WHAT YOU SHOULD DO —
Within the listing below, filter for "chevron" and copy every matching line.

TASK INPUTS —

========================================

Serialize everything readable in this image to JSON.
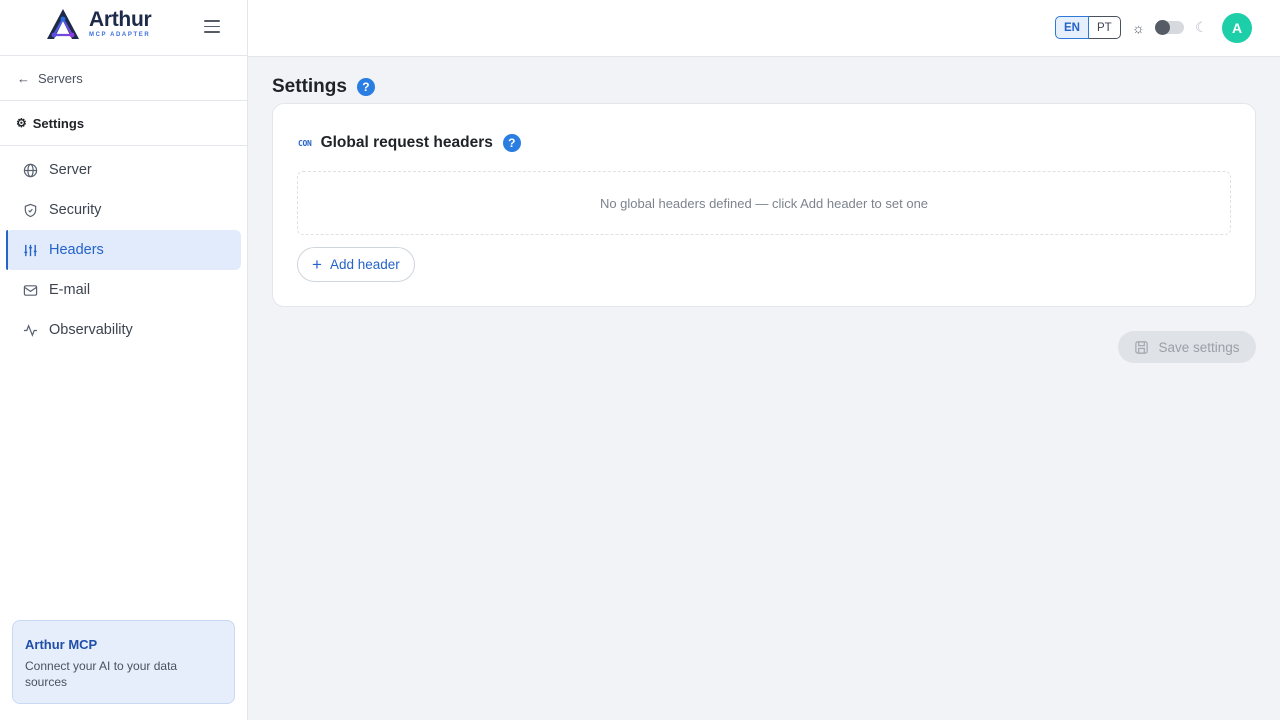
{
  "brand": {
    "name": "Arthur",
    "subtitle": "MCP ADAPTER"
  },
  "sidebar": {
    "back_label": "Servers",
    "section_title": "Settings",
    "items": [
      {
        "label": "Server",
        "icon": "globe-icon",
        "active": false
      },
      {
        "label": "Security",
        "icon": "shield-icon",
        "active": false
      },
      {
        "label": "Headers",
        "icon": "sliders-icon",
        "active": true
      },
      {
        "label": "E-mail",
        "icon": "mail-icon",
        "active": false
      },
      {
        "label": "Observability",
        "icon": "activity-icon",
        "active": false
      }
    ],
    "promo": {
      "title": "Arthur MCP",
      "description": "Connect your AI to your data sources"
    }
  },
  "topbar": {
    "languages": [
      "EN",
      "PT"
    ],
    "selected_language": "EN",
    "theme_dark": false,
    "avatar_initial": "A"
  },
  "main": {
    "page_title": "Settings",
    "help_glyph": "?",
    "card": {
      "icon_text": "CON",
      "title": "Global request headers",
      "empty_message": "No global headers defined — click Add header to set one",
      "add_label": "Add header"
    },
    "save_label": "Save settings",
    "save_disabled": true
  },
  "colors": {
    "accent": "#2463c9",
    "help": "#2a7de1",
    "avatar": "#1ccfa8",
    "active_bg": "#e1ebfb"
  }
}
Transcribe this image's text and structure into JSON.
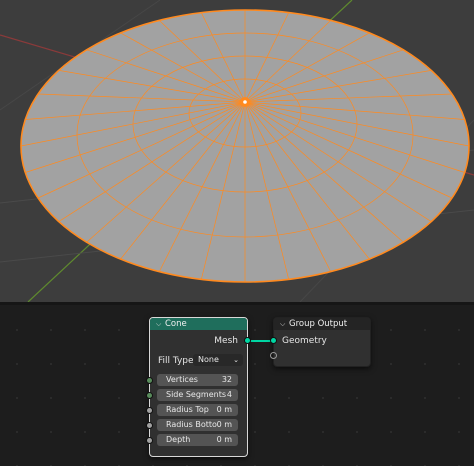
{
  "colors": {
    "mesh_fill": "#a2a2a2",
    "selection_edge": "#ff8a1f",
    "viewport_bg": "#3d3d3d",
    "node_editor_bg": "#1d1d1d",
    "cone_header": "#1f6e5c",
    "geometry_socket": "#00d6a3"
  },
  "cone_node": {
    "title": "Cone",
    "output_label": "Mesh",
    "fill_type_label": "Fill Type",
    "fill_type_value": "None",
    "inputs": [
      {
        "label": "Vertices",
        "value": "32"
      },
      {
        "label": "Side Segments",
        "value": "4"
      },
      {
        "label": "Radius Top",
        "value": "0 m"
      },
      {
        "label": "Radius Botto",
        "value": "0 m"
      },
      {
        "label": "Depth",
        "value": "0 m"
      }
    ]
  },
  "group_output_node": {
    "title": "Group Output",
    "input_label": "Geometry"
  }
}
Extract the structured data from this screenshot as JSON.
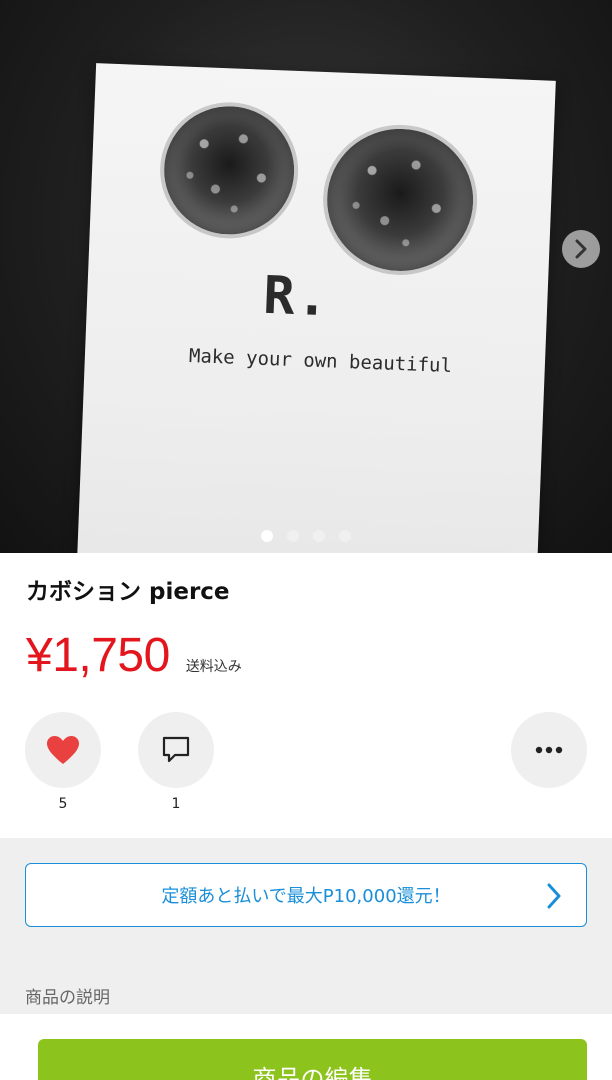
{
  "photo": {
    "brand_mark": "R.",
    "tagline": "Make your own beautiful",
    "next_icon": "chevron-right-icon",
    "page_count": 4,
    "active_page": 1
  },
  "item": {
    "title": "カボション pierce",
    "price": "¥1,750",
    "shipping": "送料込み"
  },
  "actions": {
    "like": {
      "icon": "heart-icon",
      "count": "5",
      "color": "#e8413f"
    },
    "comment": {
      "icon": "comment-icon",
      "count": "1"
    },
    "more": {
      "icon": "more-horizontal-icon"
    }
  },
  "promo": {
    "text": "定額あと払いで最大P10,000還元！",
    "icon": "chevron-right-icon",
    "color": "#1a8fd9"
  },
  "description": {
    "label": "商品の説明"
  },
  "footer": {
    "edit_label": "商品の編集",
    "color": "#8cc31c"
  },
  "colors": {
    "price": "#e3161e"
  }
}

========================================

ANSWER SECTION —
    "next_icon": "chevron-right-icon",
    "icon": "chevron-right-icon",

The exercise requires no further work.